### ABOUT THIS TASK
The expected answer comprises all lines from the entries that contain the string "structured".

*** INPUT FOR THIS TASK ***

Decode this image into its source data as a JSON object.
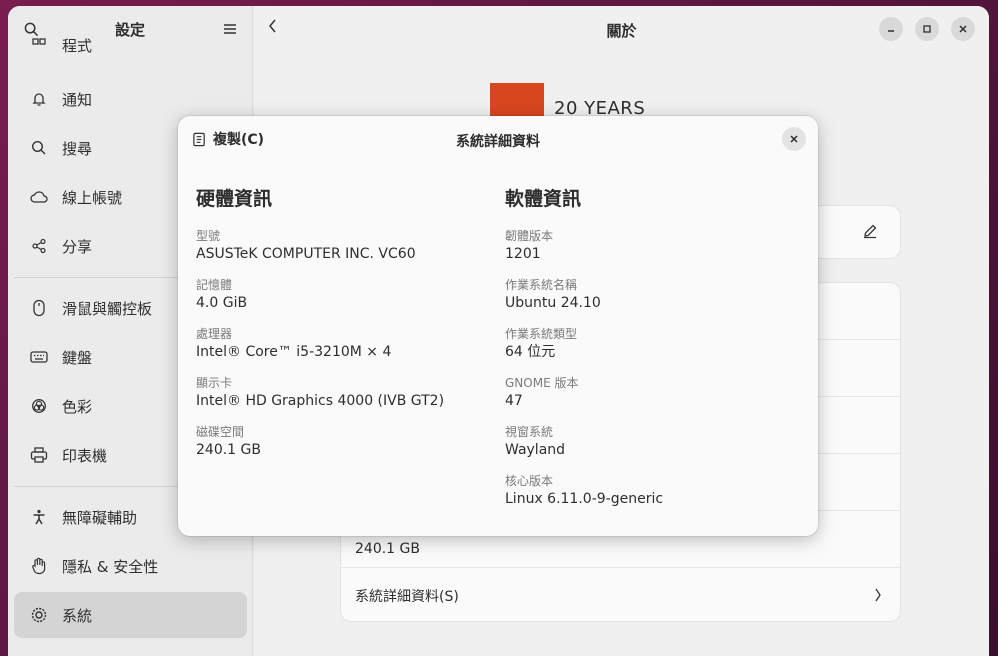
{
  "sidebar": {
    "title": "設定",
    "items": [
      {
        "label": "程式",
        "icon": "apps-icon"
      },
      {
        "label": "通知",
        "icon": "bell-icon"
      },
      {
        "label": "搜尋",
        "icon": "search-icon"
      },
      {
        "label": "線上帳號",
        "icon": "cloud-icon"
      },
      {
        "label": "分享",
        "icon": "share-icon"
      },
      {
        "label": "滑鼠與觸控板",
        "icon": "mouse-icon"
      },
      {
        "label": "鍵盤",
        "icon": "keyboard-icon"
      },
      {
        "label": "色彩",
        "icon": "color-icon"
      },
      {
        "label": "印表機",
        "icon": "printer-icon"
      },
      {
        "label": "無障礙輔助",
        "icon": "accessibility-icon"
      },
      {
        "label": "隱私 & 安全性",
        "icon": "hand-icon"
      },
      {
        "label": "系統",
        "icon": "gear-icon"
      }
    ]
  },
  "content": {
    "title": "關於",
    "logo_text": "20 YEARS",
    "disk_value": "240.1 GB",
    "system_details_label": "系統詳細資料(S)"
  },
  "dialog": {
    "title": "系統詳細資料",
    "copy_label": "複製(C)",
    "hardware": {
      "heading": "硬體資訊",
      "fields": [
        {
          "label": "型號",
          "value": "ASUSTeK COMPUTER INC. VC60"
        },
        {
          "label": "記憶體",
          "value": "4.0 GiB"
        },
        {
          "label": "處理器",
          "value": "Intel® Core™ i5-3210M × 4"
        },
        {
          "label": "顯示卡",
          "value": "Intel® HD Graphics 4000 (IVB GT2)"
        },
        {
          "label": "磁碟空間",
          "value": "240.1 GB"
        }
      ]
    },
    "software": {
      "heading": "軟體資訊",
      "fields": [
        {
          "label": "韌體版本",
          "value": "1201"
        },
        {
          "label": "作業系統名稱",
          "value": "Ubuntu 24.10"
        },
        {
          "label": "作業系統類型",
          "value": "64 位元"
        },
        {
          "label": "GNOME 版本",
          "value": "47"
        },
        {
          "label": "視窗系統",
          "value": "Wayland"
        },
        {
          "label": "核心版本",
          "value": "Linux 6.11.0-9-generic"
        }
      ]
    }
  }
}
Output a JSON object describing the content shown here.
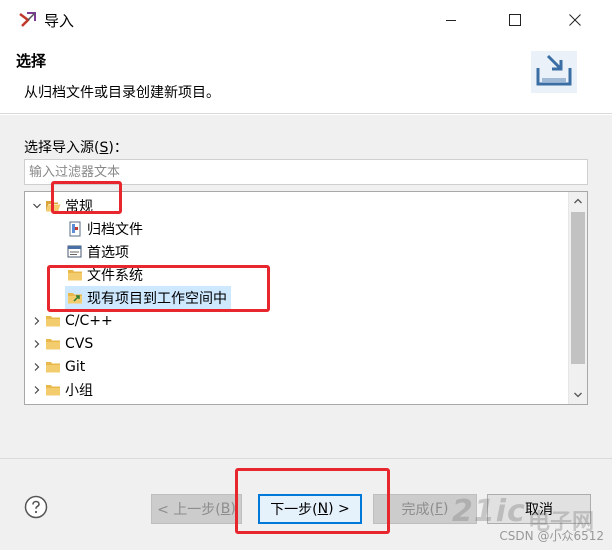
{
  "window": {
    "title": "导入",
    "icon": "eclipse-import-icon",
    "controls": [
      "minimize",
      "maximize",
      "close"
    ]
  },
  "header": {
    "title": "选择",
    "description": "从归档文件或目录创建新项目。",
    "graphic": "import-wizard-graphic"
  },
  "source": {
    "label_prefix": "选择导入源(",
    "label_mnemonic": "S",
    "label_suffix": ")：",
    "filter_placeholder": "输入过滤器文本"
  },
  "tree": {
    "items": [
      {
        "label": "常规",
        "icon": "folder-open-icon",
        "expanded": true
      },
      {
        "label": "归档文件",
        "icon": "archive-file-icon"
      },
      {
        "label": "首选项",
        "icon": "preferences-icon"
      },
      {
        "label": "文件系统",
        "icon": "folder-icon"
      },
      {
        "label": "现有项目到工作空间中",
        "icon": "existing-projects-icon",
        "selected": true
      },
      {
        "label": "C/C++",
        "icon": "folder-icon",
        "expanded": false
      },
      {
        "label": "CVS",
        "icon": "folder-icon",
        "expanded": false
      },
      {
        "label": "Git",
        "icon": "folder-icon",
        "expanded": false
      },
      {
        "label": "小组",
        "icon": "folder-icon",
        "expanded": false
      }
    ]
  },
  "buttons": {
    "back": {
      "prefix": "< 上一步(",
      "mnemonic": "B",
      "suffix": ")",
      "enabled": false
    },
    "next": {
      "prefix": "下一步(",
      "mnemonic": "N",
      "suffix": ") >",
      "enabled": true
    },
    "finish": {
      "prefix": "完成(",
      "mnemonic": "F",
      "suffix": ")",
      "enabled": false
    },
    "cancel": {
      "label": "取消",
      "enabled": true
    }
  },
  "watermark": {
    "logo_text": "21ic",
    "brand_text": "电子网",
    "credit": "CSDN @小众6512"
  },
  "colors": {
    "annotation_red": "#e8262d",
    "selection": "#cde8ff",
    "default_button_border": "#0078d7",
    "folder_yellow": "#e8b84a"
  }
}
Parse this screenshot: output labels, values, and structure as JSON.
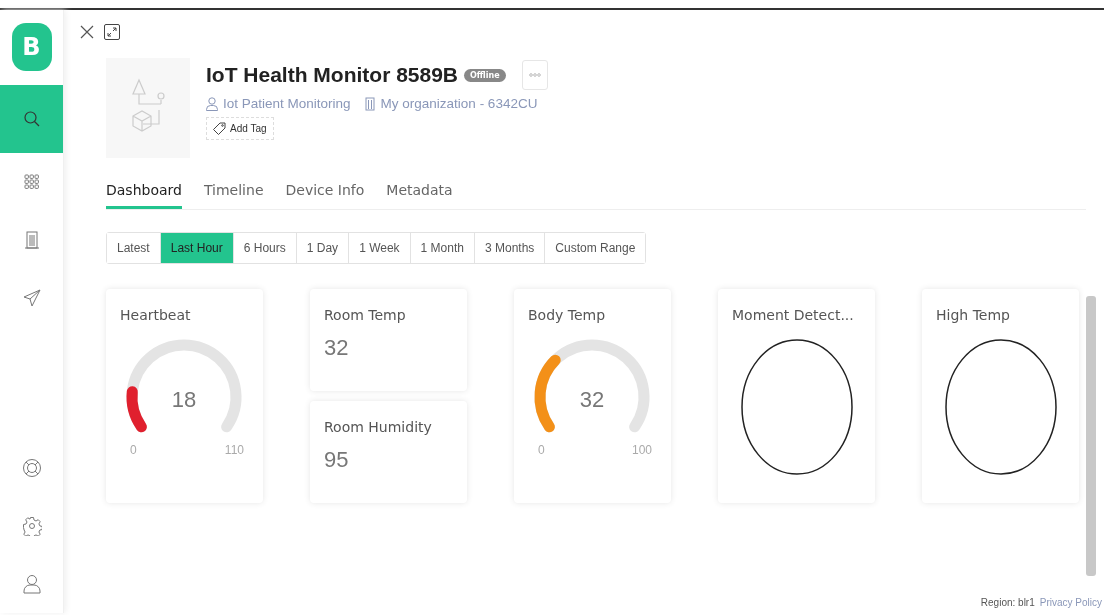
{
  "sidebar": {
    "logo": "B",
    "items": [
      {
        "selected": true
      },
      {
        "selected": false
      },
      {
        "selected": false
      },
      {
        "selected": false
      },
      {
        "selected": false
      },
      {
        "selected": false
      },
      {
        "selected": false
      }
    ]
  },
  "device": {
    "title": "IoT Health Monitor 8589B",
    "status": "Offline",
    "owner": "Iot Patient Monitoring",
    "organization": "My organization - 6342CU",
    "add_tag": "Add Tag"
  },
  "tabs": [
    {
      "label": "Dashboard",
      "selected": true
    },
    {
      "label": "Timeline",
      "selected": false
    },
    {
      "label": "Device Info",
      "selected": false
    },
    {
      "label": "Metadata",
      "selected": false
    }
  ],
  "ranges": [
    {
      "label": "Latest",
      "selected": false
    },
    {
      "label": "Last Hour",
      "selected": true
    },
    {
      "label": "6 Hours",
      "selected": false
    },
    {
      "label": "1 Day",
      "selected": false
    },
    {
      "label": "1 Week",
      "selected": false
    },
    {
      "label": "1 Month",
      "selected": false
    },
    {
      "label": "3 Months",
      "selected": false
    },
    {
      "label": "Custom Range",
      "selected": false
    }
  ],
  "widgets": [
    {
      "kind": "gauge",
      "title": "Heartbeat",
      "value": "18",
      "min": "0",
      "max": "110",
      "color": "#e0202e"
    },
    {
      "kind": "stack",
      "items": [
        {
          "title": "Room Temp",
          "value": "32"
        },
        {
          "title": "Room Humidity",
          "value": "95"
        }
      ]
    },
    {
      "kind": "gauge",
      "title": "Body Temp",
      "value": "32",
      "min": "0",
      "max": "100",
      "color": "#f39018"
    },
    {
      "kind": "led",
      "title": "Moment Detect..."
    },
    {
      "kind": "led",
      "title": "High Temp"
    }
  ],
  "footer": {
    "region": "Region: blr1",
    "privacy": "Privacy Policy"
  }
}
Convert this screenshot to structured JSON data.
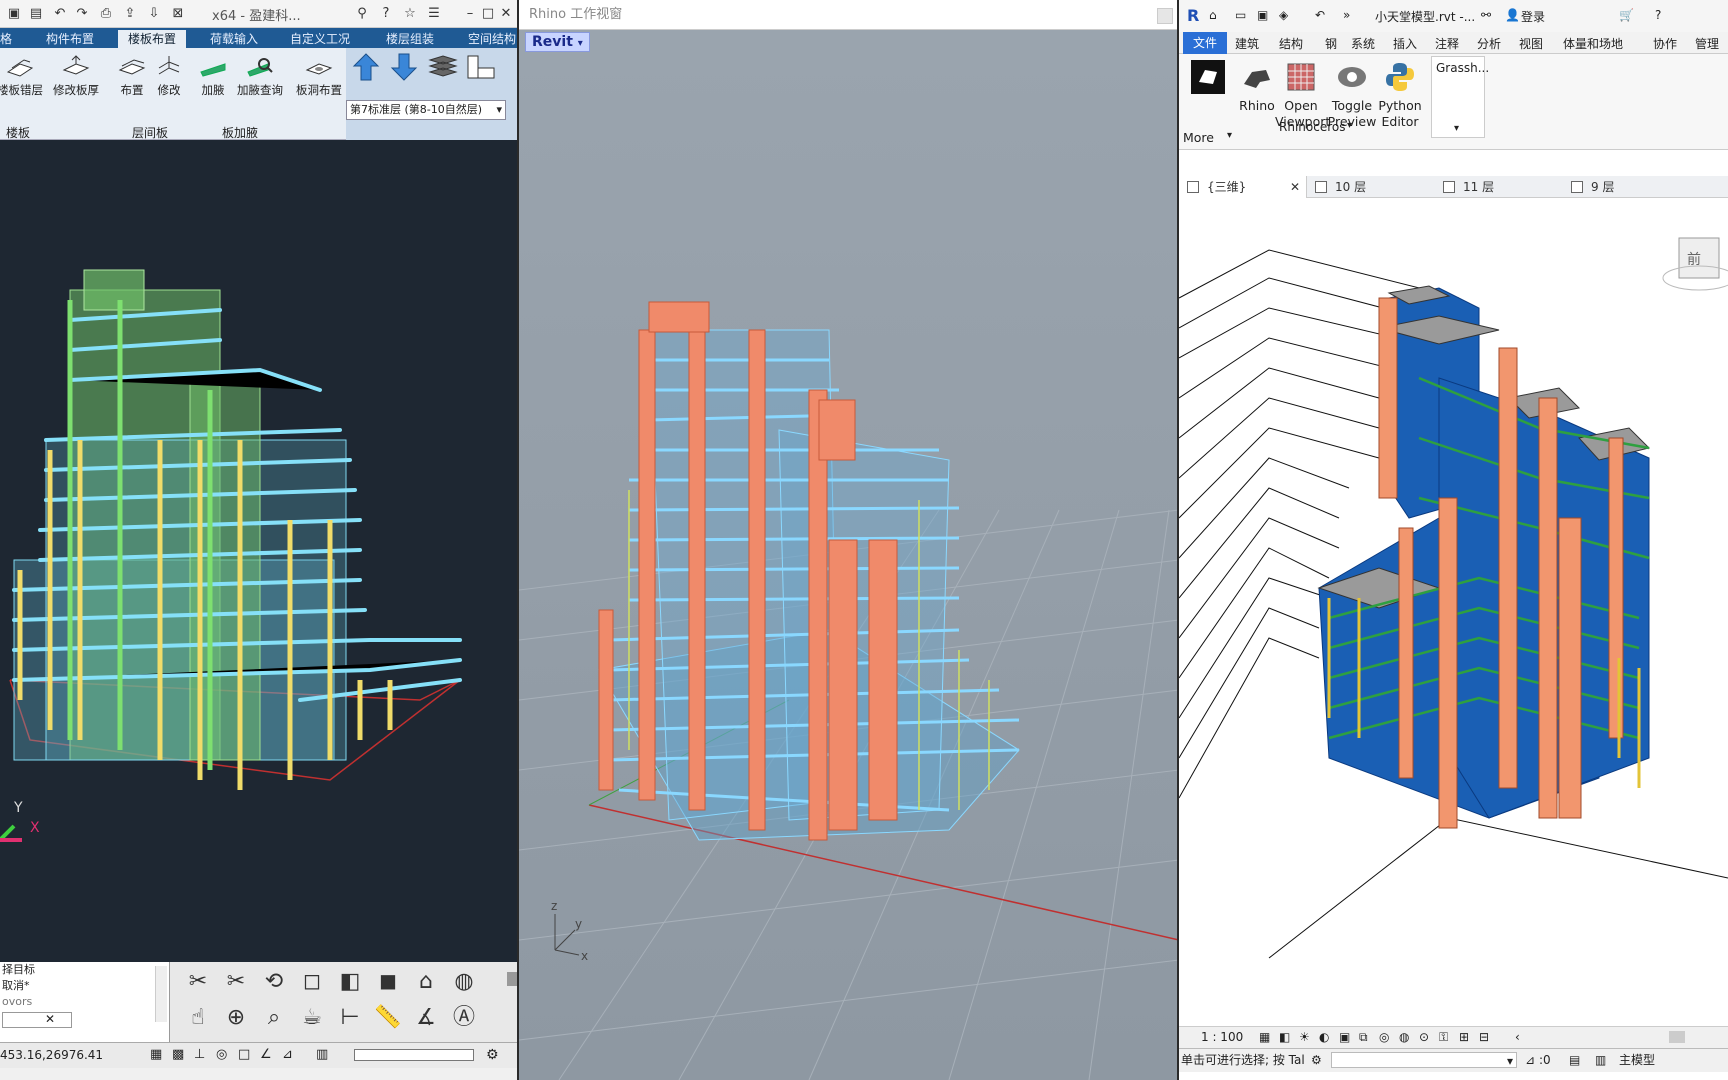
{
  "left": {
    "title": "x64 - 盈建科...",
    "tabs": [
      "格",
      "构件布置",
      "楼板布置",
      "荷载输入",
      "自定义工况",
      "楼层组装",
      "空间结构"
    ],
    "active_tab": 2,
    "buttons": [
      "楼板错层",
      "修改板厚",
      "布置",
      "修改",
      "加腋",
      "加腋查询",
      "板洞布置"
    ],
    "groups": [
      "楼板",
      "层间板",
      "板加腋"
    ],
    "floor_select": "第7标准层 (第8-10自然层)",
    "cmd_lines": [
      "择目标",
      "取消*",
      "ovors"
    ],
    "axis_y": "Y",
    "axis_x": "X",
    "coords": "453.16,26976.41"
  },
  "mid": {
    "title": "Rhino 工作视窗",
    "revit_label": "Revit",
    "axis_z": "z",
    "axis_y": "y",
    "axis_x": "x"
  },
  "right": {
    "file_title": "小天堂模型.rvt -...",
    "login": "登录",
    "tabs": [
      "文件",
      "建筑",
      "结构",
      "钢",
      "系统",
      "插入",
      "注释",
      "分析",
      "视图",
      "体量和场地",
      "协作",
      "管理"
    ],
    "ribbon_buttons": [
      "Rhino",
      "Open Viewport",
      "Toggle Preview",
      "Python Editor"
    ],
    "more_label": "More",
    "panel_label": "Rhinoceros",
    "grass_label": "Grassh...",
    "view_tabs": [
      "{三维}",
      "10 层",
      "11 层",
      "9 层"
    ],
    "scale": "1 : 100",
    "status_text": "单击可进行选择; 按 Tal",
    "zero": ":0",
    "main_model": "主模型",
    "cube_label": "前"
  }
}
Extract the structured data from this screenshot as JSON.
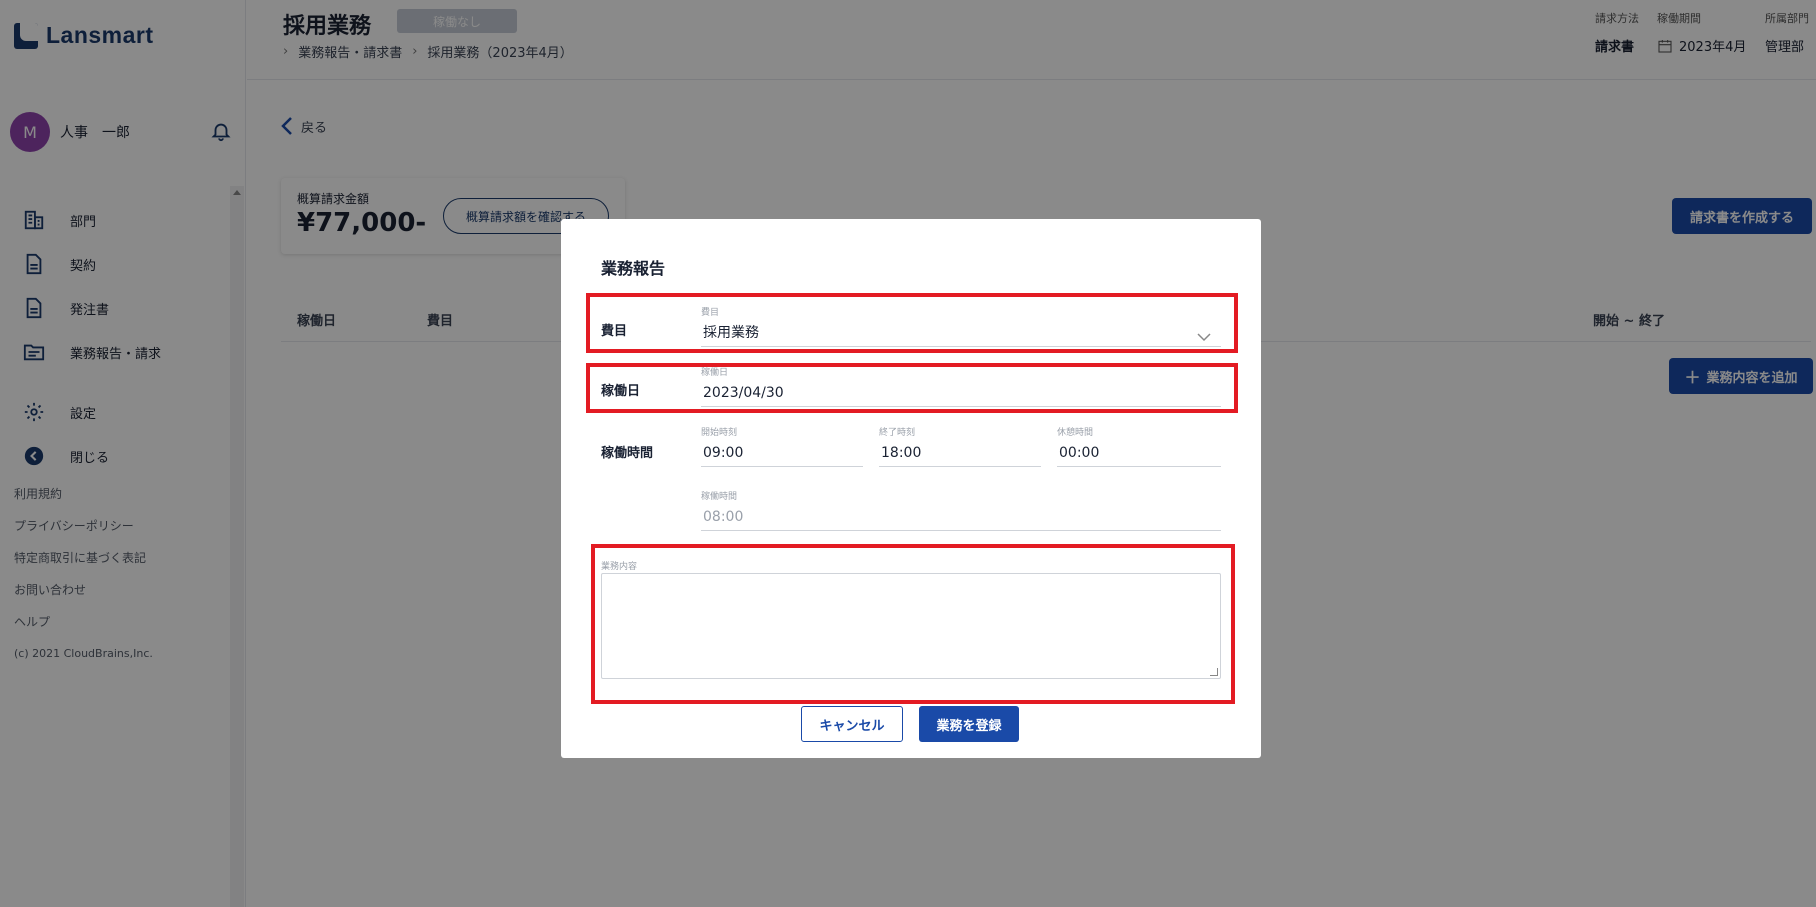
{
  "app": {
    "logo_text": "Lansmart"
  },
  "user": {
    "avatar_initial": "M",
    "name": "人事　一郎"
  },
  "sidebar": {
    "items": [
      {
        "label": "部門",
        "icon": "building-icon"
      },
      {
        "label": "契約",
        "icon": "document-icon"
      },
      {
        "label": "発注書",
        "icon": "document-icon"
      },
      {
        "label": "業務報告・請求",
        "icon": "folder-icon"
      },
      {
        "label": "設定",
        "icon": "gear-icon"
      },
      {
        "label": "閉じる",
        "icon": "arrow-left-circle-icon"
      }
    ],
    "links": [
      "利用規約",
      "プライバシーポリシー",
      "特定商取引に基づく表記",
      "お問い合わせ",
      "ヘルプ"
    ],
    "copyright": "(c) 2021 CloudBrains,Inc."
  },
  "header": {
    "title": "採用業務",
    "status_badge": "稼働なし",
    "breadcrumb": [
      "業務報告・請求書",
      "採用業務（2023年4月）"
    ],
    "meta": {
      "billing_method_label": "請求方法",
      "billing_method_value": "請求書",
      "period_label": "稼働期間",
      "period_value": "2023年4月",
      "department_label": "所属部門",
      "department_value": "管理部"
    }
  },
  "main": {
    "back_label": "戻る",
    "estimate": {
      "label": "概算請求金額",
      "amount": "¥77,000-",
      "confirm_button": "概算請求額を確認する"
    },
    "create_invoice_button": "請求書を作成する",
    "table_headers": [
      "稼働日",
      "費目",
      "開始 ~ 終了"
    ],
    "add_work_button": "業務内容を追加"
  },
  "modal": {
    "title": "業務報告",
    "expense": {
      "row_label": "費目",
      "field_label": "費目",
      "value": "採用業務"
    },
    "work_date": {
      "row_label": "稼働日",
      "field_label": "稼働日",
      "value": "2023/04/30"
    },
    "work_time": {
      "row_label": "稼働時間",
      "start_label": "開始時刻",
      "start_value": "09:00",
      "end_label": "終了時刻",
      "end_value": "18:00",
      "break_label": "休憩時間",
      "break_value": "00:00",
      "total_label": "稼働時間",
      "total_value": "08:00"
    },
    "content": {
      "field_label": "業務内容",
      "value": ""
    },
    "cancel_button": "キャンセル",
    "submit_button": "業務を登録"
  },
  "colors": {
    "primary": "#1a4aa8",
    "brand": "#1a3a6b",
    "highlight": "#e31b23",
    "avatar": "#8e44ad"
  }
}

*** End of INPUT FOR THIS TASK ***

### COMPLETED EXERCISE
Convert this screenshot to structured JSON data.
Extract the structured data from this screenshot as JSON.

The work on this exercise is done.